→ WHAT YOU NEED TO DO: How many lines below contain the word "true"? Give only the number.

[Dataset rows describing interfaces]
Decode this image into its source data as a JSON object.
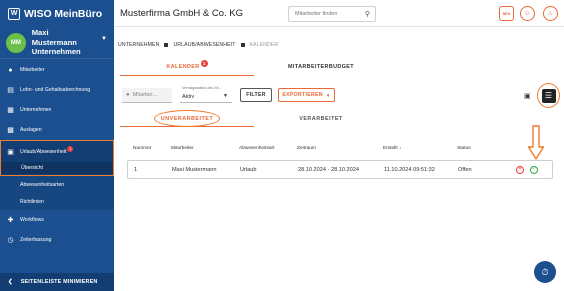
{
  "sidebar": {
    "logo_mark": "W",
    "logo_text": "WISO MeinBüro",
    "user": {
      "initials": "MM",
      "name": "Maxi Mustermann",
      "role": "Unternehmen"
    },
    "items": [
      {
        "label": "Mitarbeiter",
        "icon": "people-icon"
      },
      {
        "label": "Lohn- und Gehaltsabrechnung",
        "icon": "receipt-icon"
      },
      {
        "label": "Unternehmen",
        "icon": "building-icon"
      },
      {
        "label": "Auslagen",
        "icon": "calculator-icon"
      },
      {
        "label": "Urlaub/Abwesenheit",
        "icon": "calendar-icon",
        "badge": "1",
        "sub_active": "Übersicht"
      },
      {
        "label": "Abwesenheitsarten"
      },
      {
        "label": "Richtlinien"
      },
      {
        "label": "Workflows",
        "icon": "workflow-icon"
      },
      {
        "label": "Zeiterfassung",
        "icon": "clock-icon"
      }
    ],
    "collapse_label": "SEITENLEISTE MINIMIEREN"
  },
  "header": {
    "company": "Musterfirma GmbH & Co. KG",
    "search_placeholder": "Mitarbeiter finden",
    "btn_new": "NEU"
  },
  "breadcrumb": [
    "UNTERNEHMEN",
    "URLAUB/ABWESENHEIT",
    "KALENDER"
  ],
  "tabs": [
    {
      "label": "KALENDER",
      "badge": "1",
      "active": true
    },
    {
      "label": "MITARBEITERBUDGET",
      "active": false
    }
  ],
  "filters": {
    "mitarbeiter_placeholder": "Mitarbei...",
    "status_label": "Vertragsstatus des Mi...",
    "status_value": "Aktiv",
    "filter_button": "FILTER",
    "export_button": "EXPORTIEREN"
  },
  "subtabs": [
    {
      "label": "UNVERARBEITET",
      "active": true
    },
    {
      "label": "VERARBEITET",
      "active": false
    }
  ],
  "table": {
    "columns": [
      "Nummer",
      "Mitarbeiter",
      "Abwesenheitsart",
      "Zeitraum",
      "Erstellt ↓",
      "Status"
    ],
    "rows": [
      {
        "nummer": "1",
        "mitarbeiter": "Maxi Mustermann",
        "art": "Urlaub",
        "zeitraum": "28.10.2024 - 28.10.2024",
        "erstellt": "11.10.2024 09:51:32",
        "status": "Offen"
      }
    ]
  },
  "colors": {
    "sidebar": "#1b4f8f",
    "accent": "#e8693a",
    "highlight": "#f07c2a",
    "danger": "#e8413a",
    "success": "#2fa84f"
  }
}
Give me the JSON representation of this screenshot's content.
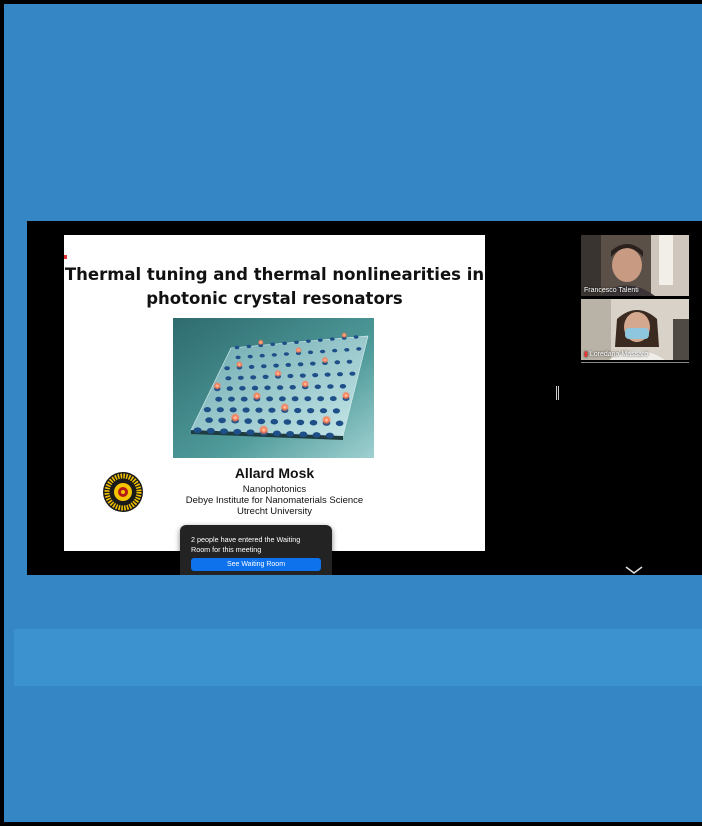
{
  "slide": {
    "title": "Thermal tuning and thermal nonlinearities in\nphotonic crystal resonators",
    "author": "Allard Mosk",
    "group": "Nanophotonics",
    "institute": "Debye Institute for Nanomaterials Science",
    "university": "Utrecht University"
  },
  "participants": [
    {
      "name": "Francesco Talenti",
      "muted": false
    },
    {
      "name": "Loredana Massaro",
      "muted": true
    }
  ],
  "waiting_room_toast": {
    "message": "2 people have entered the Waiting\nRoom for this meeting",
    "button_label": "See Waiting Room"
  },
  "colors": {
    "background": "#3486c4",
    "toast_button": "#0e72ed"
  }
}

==

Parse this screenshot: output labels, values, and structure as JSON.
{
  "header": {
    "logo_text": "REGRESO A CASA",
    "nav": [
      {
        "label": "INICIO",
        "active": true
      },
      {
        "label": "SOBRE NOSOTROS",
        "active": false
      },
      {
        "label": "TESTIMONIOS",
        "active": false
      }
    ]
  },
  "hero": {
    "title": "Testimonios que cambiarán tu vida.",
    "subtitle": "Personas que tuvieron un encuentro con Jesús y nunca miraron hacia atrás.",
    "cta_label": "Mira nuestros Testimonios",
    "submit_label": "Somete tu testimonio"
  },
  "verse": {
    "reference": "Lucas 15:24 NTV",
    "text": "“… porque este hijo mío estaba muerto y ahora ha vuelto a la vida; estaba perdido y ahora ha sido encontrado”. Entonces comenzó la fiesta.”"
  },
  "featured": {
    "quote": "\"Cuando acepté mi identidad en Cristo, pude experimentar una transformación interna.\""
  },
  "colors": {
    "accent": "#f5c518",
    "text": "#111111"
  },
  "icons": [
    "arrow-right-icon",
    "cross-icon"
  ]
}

→ RESULT BELOW: 4